● PROBLEM: Would you copy the entries that follow exactly, leaving out every picture?

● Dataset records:
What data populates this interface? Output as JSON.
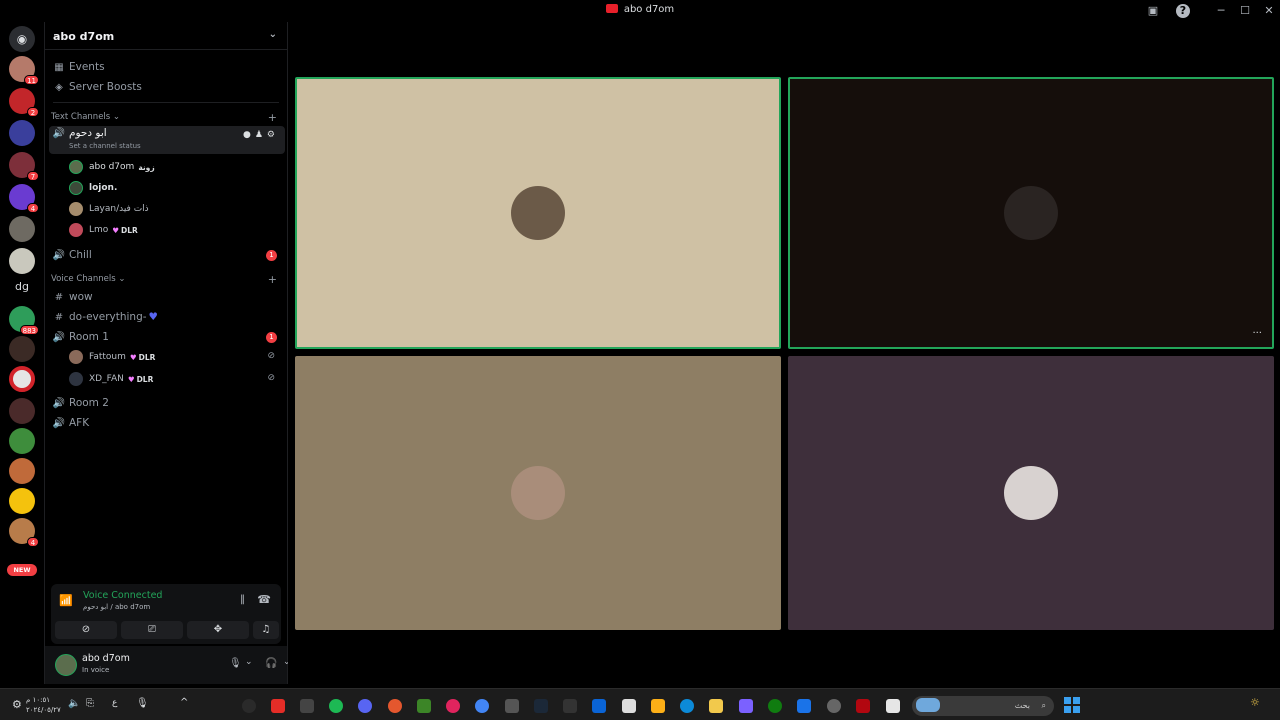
{
  "window": {
    "title": "abo d7om"
  },
  "server": {
    "name": "abo d7om"
  },
  "sidebar": {
    "events": "Events",
    "boosts": "Server Boosts",
    "text_category": "Text Channels",
    "voice_category": "Voice Channels",
    "active_channel": {
      "name": "ابو دحوم",
      "status": "Set a channel status"
    },
    "active_users": [
      {
        "name": "abo d7om",
        "tag": "زونة"
      },
      {
        "name": "lojon.",
        "tag": ""
      },
      {
        "name": "Layan/ذات فيد",
        "tag": ""
      },
      {
        "name": "Lmo",
        "tag": "DLR"
      }
    ],
    "chill": {
      "name": "Chill",
      "badge": "1"
    },
    "text_channels": [
      "wow",
      "do-everything-"
    ],
    "room1": {
      "name": "Room 1",
      "badge": "1",
      "users": [
        {
          "name": "Fattoum",
          "tag": "DLR"
        },
        {
          "name": "XD_FAN",
          "tag": "DLR"
        }
      ]
    },
    "room2": "Room 2",
    "afk": "AFK"
  },
  "guild_badges": [
    "11",
    "2",
    "7",
    "4",
    "883",
    "4",
    "NEW"
  ],
  "voice": {
    "status": "Voice Connected",
    "channel": "ابو دحوم / abo d7om"
  },
  "user": {
    "name": "abo d7om",
    "status": "In voice"
  },
  "taskbar": {
    "search_placeholder": "بحث",
    "time": "١٠:٥١ م",
    "date": "٢٠٢٤/٠٥/٢٧",
    "lang": "ع"
  },
  "colors": {
    "tile1": "#cfc1a4",
    "tile2": "#150e0b",
    "tile3": "#8e7e64",
    "tile4": "#3e2f3b",
    "speaking": "#23a55a",
    "accent": "#5865f2"
  }
}
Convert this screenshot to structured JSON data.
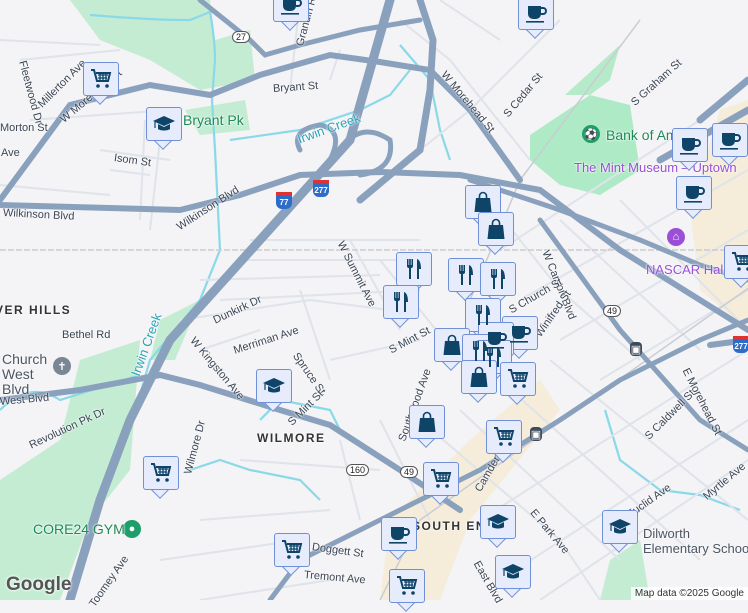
{
  "labels": {
    "fleetwood": "Fleetwood Dr",
    "millerton": "Millerton Ave",
    "w_morehead_w": "W Morehead St",
    "morton": "Morton St",
    "ave": "Ave",
    "isom": "Isom St",
    "bryant_st": "Bryant St",
    "grandin": "Grandin Rd",
    "wilkinson_1": "Wilkinson Blvd",
    "wilkinson_2": "Wilkinson Blvd",
    "w_summit": "W Summit Ave",
    "w_morehead_e": "W Morehead St",
    "s_cedar": "S Cedar St",
    "s_graham": "S Graham St",
    "w_carson": "W Carson Blvd",
    "s_church": "S Church St",
    "winifred": "Winifred St",
    "dunkirk": "Dunkirk Dr",
    "merriman": "Merriman Ave",
    "w_kingston": "W Kingston Ave",
    "spruce": "Spruce St",
    "s_mint_1": "S Mint St",
    "s_mint_2": "S Mint St",
    "bethel": "Bethel Rd",
    "west_blvd": "West Blvd",
    "revolution": "Revolution Pk Dr",
    "wilmore_dr": "Wilmore Dr",
    "southwood": "Southwood Ave",
    "camden": "Camden Rd",
    "e_park": "E Park Ave",
    "s_caldwell": "S Caldwell St",
    "e_morehead": "E Morehead St",
    "myrtle": "Myrtle Ave",
    "euclid": "Euclid Ave",
    "doggett": "Doggett St",
    "tremont": "Tremont Ave",
    "toomey": "Toomey Ave",
    "east": "East Blvd",
    "river_hills": "RIVER HILLS",
    "wilmore": "WILMORE",
    "south_end": "SOUTH END",
    "bryant_pk": "Bryant Pk",
    "irwin_creek_1": "Irwin Creek",
    "irwin_creek_2": "Irwin Creek",
    "bank_of_america": "Bank of America Stadium",
    "mint_museum": "The Mint Museum – Uptown",
    "nascar": "NASCAR Hall of Fame",
    "church": "Church West Blvd",
    "core24": "CORE24 GYM",
    "dilworth": "Dilworth Elementary School"
  },
  "shields": {
    "us27": "27",
    "us49a": "49",
    "us49b": "49",
    "nc160": "160",
    "i77": "77",
    "i277a": "277",
    "i277b": "277"
  },
  "markers": [
    "cart",
    "graduation-cap",
    "coffee",
    "coffee",
    "shopping-bag",
    "shopping-bag",
    "coffee",
    "coffee",
    "coffee",
    "cart",
    "restaurant",
    "restaurant",
    "restaurant",
    "restaurant",
    "restaurant",
    "coffee",
    "coffee",
    "shopping-bag",
    "restaurant",
    "restaurant",
    "shopping-bag",
    "cart",
    "graduation-cap",
    "shopping-bag",
    "cart",
    "cart",
    "cart",
    "graduation-cap",
    "coffee",
    "graduation-cap",
    "graduation-cap",
    "cart",
    "cart"
  ],
  "footer": {
    "google": "Google",
    "attribution": "Map data ©2025 Google"
  }
}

● ANSWER:
What data populates this interface? Output as JSON.
{
  "window": {
    "title": "abo d7om"
  },
  "server": {
    "name": "abo d7om"
  },
  "sidebar": {
    "events": "Events",
    "boosts": "Server Boosts",
    "text_category": "Text Channels",
    "voice_category": "Voice Channels",
    "active_channel": {
      "name": "ابو دحوم",
      "status": "Set a channel status"
    },
    "active_users": [
      {
        "name": "abo d7om",
        "tag": "زونة"
      },
      {
        "name": "lojon.",
        "tag": ""
      },
      {
        "name": "Layan/ذات فيد",
        "tag": ""
      },
      {
        "name": "Lmo",
        "tag": "DLR"
      }
    ],
    "chill": {
      "name": "Chill",
      "badge": "1"
    },
    "text_channels": [
      "wow",
      "do-everything-"
    ],
    "room1": {
      "name": "Room 1",
      "badge": "1",
      "users": [
        {
          "name": "Fattoum",
          "tag": "DLR"
        },
        {
          "name": "XD_FAN",
          "tag": "DLR"
        }
      ]
    },
    "room2": "Room 2",
    "afk": "AFK"
  },
  "guild_badges": [
    "11",
    "2",
    "7",
    "4",
    "883",
    "4",
    "NEW"
  ],
  "voice": {
    "status": "Voice Connected",
    "channel": "ابو دحوم / abo d7om"
  },
  "user": {
    "name": "abo d7om",
    "status": "In voice"
  },
  "taskbar": {
    "search_placeholder": "بحث",
    "time": "١٠:٥١ م",
    "date": "٢٠٢٤/٠٥/٢٧",
    "lang": "ع"
  },
  "colors": {
    "tile1": "#cfc1a4",
    "tile2": "#150e0b",
    "tile3": "#8e7e64",
    "tile4": "#3e2f3b",
    "speaking": "#23a55a",
    "accent": "#5865f2"
  }
}
Convert this screenshot to structured JSON data.
{
  "labels": {
    "fleetwood": "Fleetwood Dr",
    "millerton": "Millerton Ave",
    "w_morehead_w": "W Morehead St",
    "morton": "Morton St",
    "ave": "Ave",
    "isom": "Isom St",
    "bryant_st": "Bryant St",
    "grandin": "Grandin Rd",
    "wilkinson_1": "Wilkinson Blvd",
    "wilkinson_2": "Wilkinson Blvd",
    "w_summit": "W Summit Ave",
    "w_morehead_e": "W Morehead St",
    "s_cedar": "S Cedar St",
    "s_graham": "S Graham St",
    "w_carson": "W Carson Blvd",
    "s_church": "S Church St",
    "winifred": "Winifred St",
    "dunkirk": "Dunkirk Dr",
    "merriman": "Merriman Ave",
    "w_kingston": "W Kingston Ave",
    "spruce": "Spruce St",
    "s_mint_1": "S Mint St",
    "s_mint_2": "S Mint St",
    "bethel": "Bethel Rd",
    "west_blvd": "West Blvd",
    "revolution": "Revolution Pk Dr",
    "wilmore_dr": "Wilmore Dr",
    "southwood": "Southwood Ave",
    "camden": "Camden Rd",
    "e_park": "E Park Ave",
    "s_caldwell": "S Caldwell St",
    "e_morehead": "E Morehead St",
    "myrtle": "Myrtle Ave",
    "euclid": "Euclid Ave",
    "doggett": "Doggett St",
    "tremont": "Tremont Ave",
    "toomey": "Toomey Ave",
    "east": "East Blvd",
    "river_hills": "RIVER HILLS",
    "wilmore": "WILMORE",
    "south_end": "SOUTH END",
    "bryant_pk": "Bryant Pk",
    "irwin_creek_1": "Irwin Creek",
    "irwin_creek_2": "Irwin Creek",
    "bank_of_america": "Bank of America Stadium",
    "mint_museum": "The Mint Museum – Uptown",
    "nascar": "NASCAR Hall of Fame",
    "church": "Church West Blvd",
    "core24": "CORE24 GYM",
    "dilworth": "Dilworth Elementary School"
  },
  "shields": {
    "us27": "27",
    "us49a": "49",
    "us49b": "49",
    "nc160": "160",
    "i77": "77",
    "i277a": "277",
    "i277b": "277"
  },
  "markers": [
    "cart",
    "graduation-cap",
    "coffee",
    "coffee",
    "shopping-bag",
    "shopping-bag",
    "coffee",
    "coffee",
    "coffee",
    "cart",
    "restaurant",
    "restaurant",
    "restaurant",
    "restaurant",
    "restaurant",
    "coffee",
    "coffee",
    "shopping-bag",
    "restaurant",
    "restaurant",
    "shopping-bag",
    "cart",
    "graduation-cap",
    "shopping-bag",
    "cart",
    "cart",
    "cart",
    "graduation-cap",
    "coffee",
    "graduation-cap",
    "graduation-cap",
    "cart",
    "cart"
  ],
  "footer": {
    "google": "Google",
    "attribution": "Map data ©2025 Google"
  }
}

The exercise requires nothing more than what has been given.